Action item: The word "ffffff" marks the lines you need; copy each of them from the data.

# # # #

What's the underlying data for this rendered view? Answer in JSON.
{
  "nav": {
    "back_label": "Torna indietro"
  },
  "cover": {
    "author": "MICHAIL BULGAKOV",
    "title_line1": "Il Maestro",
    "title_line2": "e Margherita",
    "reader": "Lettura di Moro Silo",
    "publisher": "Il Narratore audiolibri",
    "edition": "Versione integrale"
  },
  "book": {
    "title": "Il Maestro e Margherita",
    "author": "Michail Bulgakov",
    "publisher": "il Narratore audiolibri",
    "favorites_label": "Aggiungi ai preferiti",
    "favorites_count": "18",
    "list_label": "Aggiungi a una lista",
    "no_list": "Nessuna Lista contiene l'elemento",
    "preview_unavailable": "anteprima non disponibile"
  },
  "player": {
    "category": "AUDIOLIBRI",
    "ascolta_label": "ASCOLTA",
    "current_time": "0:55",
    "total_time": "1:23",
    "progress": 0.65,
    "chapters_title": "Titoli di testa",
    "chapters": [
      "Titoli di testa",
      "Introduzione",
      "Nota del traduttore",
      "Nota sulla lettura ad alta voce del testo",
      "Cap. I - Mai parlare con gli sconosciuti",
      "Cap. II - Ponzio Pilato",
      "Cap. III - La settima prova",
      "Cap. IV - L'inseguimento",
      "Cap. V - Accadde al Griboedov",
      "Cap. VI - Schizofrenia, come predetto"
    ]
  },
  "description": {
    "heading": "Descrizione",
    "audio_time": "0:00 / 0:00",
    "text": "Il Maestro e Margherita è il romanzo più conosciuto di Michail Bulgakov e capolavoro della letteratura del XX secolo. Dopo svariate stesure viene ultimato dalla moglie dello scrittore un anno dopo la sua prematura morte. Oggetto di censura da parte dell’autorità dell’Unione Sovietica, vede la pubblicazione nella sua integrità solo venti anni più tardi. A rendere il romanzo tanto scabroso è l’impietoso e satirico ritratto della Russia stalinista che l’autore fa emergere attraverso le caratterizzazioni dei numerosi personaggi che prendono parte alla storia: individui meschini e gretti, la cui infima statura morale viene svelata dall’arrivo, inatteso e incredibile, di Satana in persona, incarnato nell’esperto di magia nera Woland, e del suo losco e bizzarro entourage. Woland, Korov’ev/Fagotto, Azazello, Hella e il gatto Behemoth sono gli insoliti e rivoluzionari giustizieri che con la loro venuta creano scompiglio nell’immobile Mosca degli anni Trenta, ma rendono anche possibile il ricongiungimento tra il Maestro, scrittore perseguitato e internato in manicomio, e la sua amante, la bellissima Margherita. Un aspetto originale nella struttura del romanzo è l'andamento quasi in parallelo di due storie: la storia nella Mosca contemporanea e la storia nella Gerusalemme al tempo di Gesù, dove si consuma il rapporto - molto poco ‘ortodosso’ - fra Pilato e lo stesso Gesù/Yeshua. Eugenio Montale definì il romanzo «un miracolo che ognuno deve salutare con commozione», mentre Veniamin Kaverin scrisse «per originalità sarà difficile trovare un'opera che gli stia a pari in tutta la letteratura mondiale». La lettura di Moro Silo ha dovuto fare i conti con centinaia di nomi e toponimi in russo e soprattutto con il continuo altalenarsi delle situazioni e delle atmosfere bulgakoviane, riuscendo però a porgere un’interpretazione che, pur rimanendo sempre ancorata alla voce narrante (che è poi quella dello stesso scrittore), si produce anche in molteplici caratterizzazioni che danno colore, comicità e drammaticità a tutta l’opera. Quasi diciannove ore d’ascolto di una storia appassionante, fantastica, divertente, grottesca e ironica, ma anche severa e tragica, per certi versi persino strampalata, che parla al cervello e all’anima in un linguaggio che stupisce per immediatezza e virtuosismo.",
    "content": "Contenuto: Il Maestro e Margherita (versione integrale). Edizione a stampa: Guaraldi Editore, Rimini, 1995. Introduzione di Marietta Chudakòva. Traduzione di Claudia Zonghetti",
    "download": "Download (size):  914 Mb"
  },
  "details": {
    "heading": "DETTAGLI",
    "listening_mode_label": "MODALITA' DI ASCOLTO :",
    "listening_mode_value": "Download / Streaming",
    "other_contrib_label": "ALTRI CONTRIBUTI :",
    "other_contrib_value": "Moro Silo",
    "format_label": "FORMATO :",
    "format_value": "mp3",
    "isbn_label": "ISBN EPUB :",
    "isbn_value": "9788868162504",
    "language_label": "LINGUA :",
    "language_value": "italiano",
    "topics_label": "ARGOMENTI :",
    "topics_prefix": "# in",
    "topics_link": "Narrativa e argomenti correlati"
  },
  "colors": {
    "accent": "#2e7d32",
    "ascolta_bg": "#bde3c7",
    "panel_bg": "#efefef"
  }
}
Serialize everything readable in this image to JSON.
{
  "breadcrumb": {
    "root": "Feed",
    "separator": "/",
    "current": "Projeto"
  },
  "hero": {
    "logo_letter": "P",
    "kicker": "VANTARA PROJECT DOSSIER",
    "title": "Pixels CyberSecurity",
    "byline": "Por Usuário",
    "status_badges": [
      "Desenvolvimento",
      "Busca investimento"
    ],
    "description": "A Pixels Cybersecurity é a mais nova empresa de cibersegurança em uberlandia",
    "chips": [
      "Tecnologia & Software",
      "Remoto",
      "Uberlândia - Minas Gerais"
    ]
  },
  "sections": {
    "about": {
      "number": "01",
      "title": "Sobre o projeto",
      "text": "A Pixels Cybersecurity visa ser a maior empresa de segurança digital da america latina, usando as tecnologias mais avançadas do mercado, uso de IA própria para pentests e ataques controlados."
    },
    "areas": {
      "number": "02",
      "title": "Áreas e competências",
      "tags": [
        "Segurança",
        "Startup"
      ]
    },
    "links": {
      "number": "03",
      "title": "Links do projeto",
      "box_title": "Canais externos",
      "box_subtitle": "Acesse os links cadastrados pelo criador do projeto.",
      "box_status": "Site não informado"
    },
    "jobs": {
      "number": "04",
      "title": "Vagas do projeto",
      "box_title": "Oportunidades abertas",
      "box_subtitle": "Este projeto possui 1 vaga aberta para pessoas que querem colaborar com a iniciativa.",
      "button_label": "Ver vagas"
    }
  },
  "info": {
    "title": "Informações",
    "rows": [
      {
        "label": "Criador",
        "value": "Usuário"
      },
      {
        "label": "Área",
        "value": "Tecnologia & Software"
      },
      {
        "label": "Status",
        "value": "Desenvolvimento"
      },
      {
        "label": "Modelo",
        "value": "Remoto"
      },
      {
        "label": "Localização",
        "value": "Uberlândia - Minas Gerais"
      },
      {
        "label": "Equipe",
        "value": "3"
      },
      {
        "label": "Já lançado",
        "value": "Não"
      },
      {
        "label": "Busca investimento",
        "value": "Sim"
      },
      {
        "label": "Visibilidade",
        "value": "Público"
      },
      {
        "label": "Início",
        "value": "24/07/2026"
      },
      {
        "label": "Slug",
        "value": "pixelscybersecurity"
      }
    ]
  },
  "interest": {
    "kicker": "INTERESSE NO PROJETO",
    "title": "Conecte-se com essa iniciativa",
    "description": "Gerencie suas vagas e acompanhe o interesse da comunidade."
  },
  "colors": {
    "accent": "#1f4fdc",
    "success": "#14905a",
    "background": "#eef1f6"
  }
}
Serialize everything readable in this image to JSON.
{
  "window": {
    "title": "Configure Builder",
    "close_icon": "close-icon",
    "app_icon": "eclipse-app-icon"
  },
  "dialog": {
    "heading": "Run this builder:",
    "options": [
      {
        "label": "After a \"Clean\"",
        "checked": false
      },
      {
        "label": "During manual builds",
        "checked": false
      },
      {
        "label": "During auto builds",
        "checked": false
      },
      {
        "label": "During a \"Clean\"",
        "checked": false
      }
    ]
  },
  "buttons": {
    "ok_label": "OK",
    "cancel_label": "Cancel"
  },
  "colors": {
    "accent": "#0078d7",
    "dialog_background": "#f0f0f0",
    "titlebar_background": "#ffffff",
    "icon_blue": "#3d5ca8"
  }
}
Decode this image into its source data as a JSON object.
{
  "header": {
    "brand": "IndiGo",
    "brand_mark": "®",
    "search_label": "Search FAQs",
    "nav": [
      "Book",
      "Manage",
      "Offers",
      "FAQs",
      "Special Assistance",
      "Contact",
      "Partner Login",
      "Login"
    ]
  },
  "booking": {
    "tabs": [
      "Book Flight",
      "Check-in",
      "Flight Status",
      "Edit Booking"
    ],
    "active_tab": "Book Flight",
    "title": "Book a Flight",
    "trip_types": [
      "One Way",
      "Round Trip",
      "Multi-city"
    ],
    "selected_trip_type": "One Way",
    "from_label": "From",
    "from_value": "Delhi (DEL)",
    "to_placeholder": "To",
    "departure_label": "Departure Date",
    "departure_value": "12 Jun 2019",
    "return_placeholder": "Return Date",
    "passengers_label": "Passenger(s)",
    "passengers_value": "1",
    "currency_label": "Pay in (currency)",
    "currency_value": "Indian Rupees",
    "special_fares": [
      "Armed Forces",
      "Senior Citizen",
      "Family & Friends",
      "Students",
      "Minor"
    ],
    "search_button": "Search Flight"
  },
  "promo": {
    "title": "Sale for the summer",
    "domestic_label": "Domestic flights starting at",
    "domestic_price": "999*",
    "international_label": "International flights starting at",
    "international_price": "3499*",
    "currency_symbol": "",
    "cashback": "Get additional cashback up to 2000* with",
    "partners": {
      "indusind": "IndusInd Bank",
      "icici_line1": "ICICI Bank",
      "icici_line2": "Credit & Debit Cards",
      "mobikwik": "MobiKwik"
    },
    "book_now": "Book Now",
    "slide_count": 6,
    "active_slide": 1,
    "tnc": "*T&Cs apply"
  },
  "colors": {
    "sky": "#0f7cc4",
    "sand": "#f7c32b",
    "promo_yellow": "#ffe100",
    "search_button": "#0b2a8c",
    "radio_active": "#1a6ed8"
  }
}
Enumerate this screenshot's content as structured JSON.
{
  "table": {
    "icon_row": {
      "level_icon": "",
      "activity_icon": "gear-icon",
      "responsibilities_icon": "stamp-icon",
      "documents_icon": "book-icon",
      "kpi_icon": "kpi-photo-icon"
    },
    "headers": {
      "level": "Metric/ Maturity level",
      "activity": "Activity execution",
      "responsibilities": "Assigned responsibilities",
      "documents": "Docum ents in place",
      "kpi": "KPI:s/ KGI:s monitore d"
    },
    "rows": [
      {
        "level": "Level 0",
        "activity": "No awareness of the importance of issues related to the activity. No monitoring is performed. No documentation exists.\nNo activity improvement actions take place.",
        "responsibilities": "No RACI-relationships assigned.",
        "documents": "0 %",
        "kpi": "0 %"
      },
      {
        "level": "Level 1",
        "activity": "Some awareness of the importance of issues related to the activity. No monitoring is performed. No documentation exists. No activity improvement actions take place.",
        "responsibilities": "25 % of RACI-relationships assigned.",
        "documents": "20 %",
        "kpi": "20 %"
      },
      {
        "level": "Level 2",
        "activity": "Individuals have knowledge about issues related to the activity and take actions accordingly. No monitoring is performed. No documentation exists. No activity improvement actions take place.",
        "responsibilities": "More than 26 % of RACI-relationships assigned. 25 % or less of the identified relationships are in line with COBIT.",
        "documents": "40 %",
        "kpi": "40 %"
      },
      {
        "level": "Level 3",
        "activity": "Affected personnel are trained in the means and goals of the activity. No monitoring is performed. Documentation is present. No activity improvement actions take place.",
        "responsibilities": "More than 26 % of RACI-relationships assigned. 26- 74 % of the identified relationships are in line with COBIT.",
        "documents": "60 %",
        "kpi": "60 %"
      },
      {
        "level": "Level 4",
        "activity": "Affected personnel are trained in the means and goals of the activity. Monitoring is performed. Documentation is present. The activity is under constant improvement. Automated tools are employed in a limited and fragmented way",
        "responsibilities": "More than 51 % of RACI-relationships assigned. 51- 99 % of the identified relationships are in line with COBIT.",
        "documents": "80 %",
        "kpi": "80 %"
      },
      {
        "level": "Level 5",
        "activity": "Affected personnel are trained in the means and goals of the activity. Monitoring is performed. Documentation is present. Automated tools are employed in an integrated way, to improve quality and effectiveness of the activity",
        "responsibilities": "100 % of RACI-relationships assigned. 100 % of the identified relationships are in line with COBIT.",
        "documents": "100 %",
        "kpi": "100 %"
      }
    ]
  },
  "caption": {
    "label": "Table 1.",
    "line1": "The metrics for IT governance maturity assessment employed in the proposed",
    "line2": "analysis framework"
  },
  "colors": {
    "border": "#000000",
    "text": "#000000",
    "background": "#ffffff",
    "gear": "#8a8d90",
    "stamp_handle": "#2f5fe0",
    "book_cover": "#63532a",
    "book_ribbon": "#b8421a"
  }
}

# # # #

Exercise output:
    "titlebar_background": "#ffffff",
    "background": "#ffffff",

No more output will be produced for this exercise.